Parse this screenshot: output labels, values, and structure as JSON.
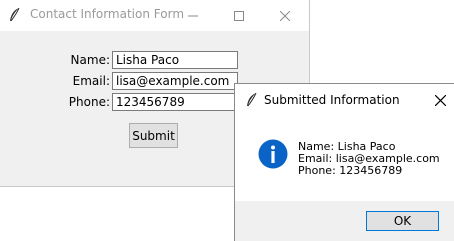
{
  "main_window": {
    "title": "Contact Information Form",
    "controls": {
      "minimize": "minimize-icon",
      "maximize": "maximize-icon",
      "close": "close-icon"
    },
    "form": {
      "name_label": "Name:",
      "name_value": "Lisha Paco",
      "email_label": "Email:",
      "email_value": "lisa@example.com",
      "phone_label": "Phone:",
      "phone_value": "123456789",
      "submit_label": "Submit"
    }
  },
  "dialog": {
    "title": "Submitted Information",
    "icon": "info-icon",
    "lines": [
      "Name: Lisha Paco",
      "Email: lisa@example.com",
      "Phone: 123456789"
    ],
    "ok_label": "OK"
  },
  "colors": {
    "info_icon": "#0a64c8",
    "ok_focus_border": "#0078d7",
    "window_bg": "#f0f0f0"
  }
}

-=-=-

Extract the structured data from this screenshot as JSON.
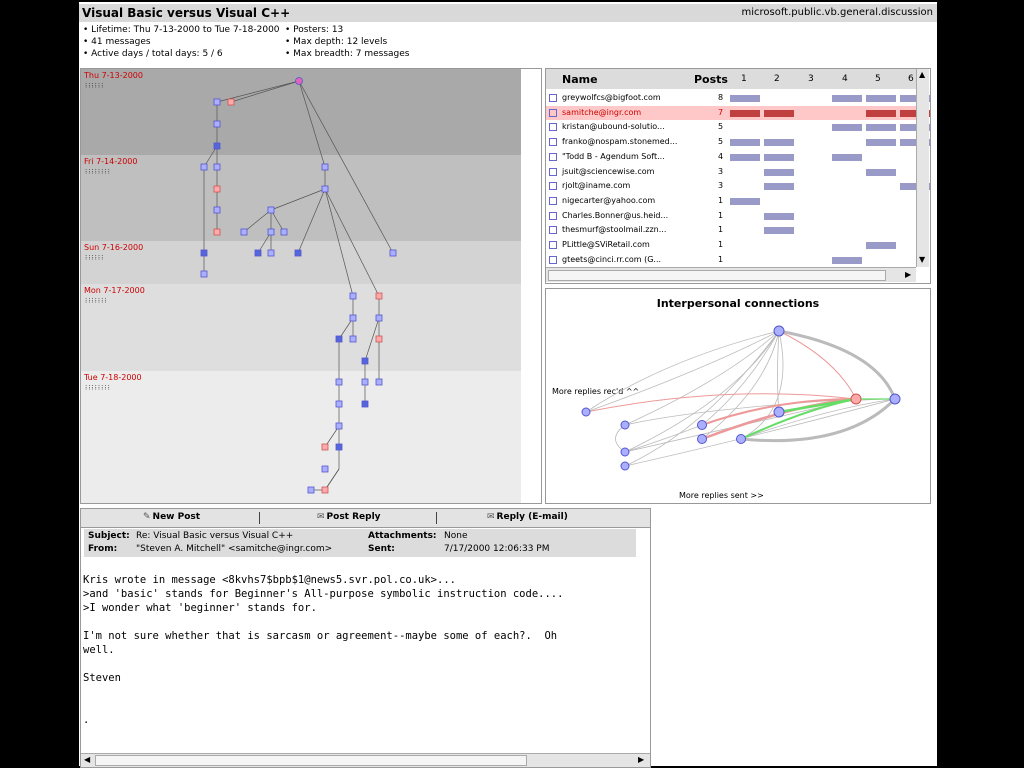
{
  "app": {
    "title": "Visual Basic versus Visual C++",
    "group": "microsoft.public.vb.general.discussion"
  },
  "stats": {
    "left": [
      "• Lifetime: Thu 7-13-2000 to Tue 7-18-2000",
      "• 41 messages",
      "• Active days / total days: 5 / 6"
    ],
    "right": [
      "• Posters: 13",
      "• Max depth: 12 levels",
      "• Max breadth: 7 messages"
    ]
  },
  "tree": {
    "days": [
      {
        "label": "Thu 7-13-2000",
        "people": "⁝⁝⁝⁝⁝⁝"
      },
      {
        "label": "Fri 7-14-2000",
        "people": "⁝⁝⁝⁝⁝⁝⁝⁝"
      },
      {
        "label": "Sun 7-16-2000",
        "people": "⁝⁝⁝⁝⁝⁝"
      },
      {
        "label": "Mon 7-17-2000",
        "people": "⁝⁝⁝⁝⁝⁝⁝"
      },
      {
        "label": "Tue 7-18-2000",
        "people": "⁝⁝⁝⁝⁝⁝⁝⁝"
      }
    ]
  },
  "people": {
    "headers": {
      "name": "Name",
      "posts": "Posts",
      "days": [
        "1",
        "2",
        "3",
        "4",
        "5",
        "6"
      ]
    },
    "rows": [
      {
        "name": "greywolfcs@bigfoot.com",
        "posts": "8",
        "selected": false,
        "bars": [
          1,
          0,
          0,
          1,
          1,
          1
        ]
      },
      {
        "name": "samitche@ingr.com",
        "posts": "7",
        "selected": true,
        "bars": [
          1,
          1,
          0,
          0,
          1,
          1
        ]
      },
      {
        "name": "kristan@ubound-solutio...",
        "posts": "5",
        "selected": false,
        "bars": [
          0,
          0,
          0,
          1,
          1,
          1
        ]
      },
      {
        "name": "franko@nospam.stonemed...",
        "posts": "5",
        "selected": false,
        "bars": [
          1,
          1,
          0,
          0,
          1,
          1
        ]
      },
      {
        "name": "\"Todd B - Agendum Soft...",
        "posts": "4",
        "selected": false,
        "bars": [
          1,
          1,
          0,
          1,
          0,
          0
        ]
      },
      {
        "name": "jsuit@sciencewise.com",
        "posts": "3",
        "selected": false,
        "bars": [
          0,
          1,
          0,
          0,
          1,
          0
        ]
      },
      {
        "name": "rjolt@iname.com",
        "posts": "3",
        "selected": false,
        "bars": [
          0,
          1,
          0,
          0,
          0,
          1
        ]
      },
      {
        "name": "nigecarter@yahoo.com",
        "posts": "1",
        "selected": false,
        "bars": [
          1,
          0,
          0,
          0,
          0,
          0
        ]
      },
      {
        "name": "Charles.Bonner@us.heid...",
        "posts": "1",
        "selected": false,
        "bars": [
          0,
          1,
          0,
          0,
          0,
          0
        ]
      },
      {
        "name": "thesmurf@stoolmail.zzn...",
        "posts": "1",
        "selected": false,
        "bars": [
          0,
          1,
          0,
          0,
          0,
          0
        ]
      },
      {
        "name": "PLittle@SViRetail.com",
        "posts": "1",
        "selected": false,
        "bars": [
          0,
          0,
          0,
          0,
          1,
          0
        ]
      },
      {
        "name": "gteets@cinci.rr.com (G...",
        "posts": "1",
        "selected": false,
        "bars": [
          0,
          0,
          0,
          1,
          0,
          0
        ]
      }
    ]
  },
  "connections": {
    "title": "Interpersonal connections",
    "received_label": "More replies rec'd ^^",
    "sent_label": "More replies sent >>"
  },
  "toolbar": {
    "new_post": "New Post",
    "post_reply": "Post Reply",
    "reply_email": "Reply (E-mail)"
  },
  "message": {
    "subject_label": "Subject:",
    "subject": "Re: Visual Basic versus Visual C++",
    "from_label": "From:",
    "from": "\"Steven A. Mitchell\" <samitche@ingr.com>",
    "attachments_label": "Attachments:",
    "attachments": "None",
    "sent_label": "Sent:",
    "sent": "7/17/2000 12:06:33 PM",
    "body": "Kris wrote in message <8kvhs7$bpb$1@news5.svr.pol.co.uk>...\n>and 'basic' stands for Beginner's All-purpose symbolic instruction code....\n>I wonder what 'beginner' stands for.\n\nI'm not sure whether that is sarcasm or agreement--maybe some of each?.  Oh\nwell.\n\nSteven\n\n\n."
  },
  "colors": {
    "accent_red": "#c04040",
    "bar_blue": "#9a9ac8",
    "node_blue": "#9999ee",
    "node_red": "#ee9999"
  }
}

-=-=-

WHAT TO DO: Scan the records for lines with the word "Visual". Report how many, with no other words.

SOLUTION TO THE PROBLEM: 2